# What you have to do
Among the lines below, which ones contain the word "this"? Copy every such line.

Dataset items:
########################################

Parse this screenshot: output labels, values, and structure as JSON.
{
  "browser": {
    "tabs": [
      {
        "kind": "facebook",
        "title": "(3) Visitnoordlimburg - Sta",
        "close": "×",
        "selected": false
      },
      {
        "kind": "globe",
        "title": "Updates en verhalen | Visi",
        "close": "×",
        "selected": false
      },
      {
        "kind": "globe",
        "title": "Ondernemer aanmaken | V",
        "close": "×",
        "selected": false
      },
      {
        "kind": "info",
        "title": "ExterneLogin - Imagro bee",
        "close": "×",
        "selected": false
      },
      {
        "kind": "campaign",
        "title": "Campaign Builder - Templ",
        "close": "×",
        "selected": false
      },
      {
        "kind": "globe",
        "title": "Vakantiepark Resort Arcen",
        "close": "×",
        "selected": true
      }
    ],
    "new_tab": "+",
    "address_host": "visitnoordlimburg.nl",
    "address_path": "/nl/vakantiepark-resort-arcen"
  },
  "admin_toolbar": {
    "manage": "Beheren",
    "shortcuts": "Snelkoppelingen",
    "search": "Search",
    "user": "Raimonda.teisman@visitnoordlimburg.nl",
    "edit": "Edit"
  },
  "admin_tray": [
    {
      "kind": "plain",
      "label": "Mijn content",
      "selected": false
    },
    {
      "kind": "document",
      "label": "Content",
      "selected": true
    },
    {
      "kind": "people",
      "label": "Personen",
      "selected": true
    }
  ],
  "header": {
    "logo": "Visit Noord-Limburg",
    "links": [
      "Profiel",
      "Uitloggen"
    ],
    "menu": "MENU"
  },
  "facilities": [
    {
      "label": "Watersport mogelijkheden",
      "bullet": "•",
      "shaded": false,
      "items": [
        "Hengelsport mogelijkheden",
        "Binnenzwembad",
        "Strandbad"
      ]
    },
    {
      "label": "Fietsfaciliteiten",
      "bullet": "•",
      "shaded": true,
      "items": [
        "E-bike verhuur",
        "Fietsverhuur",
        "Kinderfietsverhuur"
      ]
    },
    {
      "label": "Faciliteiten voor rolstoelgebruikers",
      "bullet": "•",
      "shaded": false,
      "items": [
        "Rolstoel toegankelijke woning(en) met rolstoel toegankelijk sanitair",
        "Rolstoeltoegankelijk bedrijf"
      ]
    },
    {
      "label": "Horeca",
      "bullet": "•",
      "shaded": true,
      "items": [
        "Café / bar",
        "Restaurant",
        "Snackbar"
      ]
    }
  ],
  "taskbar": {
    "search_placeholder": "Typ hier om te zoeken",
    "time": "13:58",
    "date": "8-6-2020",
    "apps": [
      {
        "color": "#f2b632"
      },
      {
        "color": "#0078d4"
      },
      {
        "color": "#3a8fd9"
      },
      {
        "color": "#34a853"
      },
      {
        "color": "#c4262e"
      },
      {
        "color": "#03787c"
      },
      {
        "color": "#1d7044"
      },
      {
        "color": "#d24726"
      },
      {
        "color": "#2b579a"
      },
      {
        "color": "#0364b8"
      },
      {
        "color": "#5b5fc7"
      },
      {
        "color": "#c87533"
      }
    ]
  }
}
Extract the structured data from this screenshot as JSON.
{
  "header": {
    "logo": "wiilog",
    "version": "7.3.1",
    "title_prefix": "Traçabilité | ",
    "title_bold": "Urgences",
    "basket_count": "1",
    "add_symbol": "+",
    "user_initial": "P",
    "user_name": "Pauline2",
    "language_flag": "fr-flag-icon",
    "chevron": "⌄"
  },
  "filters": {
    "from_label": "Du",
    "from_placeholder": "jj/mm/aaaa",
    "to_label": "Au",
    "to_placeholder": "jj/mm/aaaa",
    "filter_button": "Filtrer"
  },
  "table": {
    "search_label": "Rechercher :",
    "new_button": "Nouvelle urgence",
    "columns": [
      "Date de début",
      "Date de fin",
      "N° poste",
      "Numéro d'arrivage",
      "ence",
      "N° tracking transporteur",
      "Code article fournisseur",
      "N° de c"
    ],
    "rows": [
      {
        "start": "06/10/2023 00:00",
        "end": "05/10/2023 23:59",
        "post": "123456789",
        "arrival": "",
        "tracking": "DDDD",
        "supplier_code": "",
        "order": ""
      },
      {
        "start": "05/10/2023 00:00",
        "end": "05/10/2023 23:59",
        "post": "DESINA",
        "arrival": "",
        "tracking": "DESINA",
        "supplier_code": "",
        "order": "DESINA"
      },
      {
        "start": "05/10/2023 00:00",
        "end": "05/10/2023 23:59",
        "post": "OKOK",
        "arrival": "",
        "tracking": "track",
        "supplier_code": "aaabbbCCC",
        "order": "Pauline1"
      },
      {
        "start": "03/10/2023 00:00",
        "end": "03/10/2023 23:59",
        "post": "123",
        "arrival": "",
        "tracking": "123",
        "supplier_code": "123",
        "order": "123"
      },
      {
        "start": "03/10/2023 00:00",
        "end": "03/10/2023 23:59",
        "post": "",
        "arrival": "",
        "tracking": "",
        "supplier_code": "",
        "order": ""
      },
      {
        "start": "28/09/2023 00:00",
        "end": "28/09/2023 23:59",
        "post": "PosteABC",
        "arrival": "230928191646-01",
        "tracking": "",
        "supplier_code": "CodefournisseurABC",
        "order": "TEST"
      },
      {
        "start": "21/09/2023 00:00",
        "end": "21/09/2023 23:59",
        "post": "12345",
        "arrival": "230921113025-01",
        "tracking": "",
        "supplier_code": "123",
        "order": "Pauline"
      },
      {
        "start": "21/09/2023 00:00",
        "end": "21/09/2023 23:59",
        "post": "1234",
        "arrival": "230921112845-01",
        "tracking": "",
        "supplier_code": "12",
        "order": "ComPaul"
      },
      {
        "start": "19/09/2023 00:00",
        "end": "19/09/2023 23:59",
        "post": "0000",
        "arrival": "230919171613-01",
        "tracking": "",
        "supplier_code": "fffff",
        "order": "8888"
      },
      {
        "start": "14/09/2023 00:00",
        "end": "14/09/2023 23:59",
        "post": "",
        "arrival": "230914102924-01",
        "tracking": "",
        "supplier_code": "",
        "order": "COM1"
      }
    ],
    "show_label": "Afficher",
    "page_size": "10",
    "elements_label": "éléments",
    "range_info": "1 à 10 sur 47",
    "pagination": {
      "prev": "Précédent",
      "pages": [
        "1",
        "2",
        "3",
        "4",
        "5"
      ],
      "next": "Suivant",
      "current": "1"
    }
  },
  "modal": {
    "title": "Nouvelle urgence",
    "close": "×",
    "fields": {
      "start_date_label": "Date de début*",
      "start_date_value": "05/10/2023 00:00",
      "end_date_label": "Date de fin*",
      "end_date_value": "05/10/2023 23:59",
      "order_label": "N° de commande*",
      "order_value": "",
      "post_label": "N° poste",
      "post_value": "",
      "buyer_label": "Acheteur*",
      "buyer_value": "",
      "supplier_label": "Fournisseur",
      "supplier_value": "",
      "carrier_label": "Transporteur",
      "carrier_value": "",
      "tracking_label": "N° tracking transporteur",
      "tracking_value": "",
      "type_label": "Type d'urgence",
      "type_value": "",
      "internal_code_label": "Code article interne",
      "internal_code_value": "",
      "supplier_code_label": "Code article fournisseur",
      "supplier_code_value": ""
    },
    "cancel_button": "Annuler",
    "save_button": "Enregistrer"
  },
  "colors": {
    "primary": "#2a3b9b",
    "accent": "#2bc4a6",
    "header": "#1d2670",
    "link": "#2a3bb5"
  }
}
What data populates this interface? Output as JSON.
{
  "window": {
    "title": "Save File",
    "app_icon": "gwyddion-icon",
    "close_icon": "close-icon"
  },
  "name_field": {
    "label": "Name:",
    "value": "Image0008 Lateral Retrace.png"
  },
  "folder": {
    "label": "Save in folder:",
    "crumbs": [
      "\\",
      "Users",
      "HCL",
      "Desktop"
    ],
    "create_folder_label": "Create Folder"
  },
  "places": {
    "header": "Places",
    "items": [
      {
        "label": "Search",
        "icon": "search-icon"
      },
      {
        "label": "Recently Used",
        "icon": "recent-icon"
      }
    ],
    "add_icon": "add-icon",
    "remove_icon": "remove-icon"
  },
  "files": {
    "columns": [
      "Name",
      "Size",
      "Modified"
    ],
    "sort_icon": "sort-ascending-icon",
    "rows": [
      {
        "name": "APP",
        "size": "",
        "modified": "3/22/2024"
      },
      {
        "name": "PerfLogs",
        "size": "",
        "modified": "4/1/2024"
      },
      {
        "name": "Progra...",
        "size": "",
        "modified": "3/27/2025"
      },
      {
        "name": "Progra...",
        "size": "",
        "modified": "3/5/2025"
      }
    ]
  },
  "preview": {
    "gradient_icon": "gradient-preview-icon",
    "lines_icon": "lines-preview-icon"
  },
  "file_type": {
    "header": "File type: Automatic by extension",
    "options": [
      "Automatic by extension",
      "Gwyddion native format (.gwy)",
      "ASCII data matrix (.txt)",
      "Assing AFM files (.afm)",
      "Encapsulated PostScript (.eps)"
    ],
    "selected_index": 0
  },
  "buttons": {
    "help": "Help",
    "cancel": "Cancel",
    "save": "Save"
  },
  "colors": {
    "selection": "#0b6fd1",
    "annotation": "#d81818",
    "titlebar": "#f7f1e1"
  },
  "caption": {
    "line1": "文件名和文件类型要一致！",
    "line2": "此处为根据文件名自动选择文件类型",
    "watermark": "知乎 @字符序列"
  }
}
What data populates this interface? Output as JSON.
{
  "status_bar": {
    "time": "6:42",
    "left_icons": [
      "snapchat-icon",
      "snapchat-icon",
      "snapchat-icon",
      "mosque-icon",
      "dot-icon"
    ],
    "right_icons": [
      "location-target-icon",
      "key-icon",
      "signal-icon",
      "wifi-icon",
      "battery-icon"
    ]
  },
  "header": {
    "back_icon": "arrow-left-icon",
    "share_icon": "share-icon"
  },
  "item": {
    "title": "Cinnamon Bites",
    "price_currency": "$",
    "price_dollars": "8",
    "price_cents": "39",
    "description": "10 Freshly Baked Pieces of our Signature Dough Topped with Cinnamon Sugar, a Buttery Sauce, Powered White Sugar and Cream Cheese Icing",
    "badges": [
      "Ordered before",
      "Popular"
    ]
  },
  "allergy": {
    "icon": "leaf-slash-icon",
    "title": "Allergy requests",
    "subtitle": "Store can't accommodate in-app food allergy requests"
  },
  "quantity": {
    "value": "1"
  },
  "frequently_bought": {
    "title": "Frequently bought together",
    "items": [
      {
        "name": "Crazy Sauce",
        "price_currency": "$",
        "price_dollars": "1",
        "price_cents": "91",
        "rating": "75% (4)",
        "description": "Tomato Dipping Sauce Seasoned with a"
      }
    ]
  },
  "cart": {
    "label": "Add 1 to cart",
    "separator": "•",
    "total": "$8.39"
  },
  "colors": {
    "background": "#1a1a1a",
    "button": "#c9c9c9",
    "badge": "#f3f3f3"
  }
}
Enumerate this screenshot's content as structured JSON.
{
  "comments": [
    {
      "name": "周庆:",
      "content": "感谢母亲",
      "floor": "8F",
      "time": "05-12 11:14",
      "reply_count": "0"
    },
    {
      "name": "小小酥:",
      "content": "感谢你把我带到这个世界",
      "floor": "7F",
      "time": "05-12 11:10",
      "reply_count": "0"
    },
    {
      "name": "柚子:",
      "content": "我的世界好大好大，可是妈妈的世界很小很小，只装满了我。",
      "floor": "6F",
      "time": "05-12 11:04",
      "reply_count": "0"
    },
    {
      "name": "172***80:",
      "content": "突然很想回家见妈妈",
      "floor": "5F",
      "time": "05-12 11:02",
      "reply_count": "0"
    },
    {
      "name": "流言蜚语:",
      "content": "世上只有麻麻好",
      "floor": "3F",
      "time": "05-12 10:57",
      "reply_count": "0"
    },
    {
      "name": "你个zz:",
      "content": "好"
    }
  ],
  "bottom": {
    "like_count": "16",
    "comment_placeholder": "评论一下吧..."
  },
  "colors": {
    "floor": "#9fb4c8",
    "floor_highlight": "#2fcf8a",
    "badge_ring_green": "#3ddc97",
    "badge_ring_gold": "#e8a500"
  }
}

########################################

# Solution
Parse this screenshot: output labels, values, and structure as JSON.
Extract the structured data from this screenshot as JSON.
What data populates this interface? Output as JSON.
What data populates this interface? Output as JSON.
Enumerate this screenshot's content as structured JSON.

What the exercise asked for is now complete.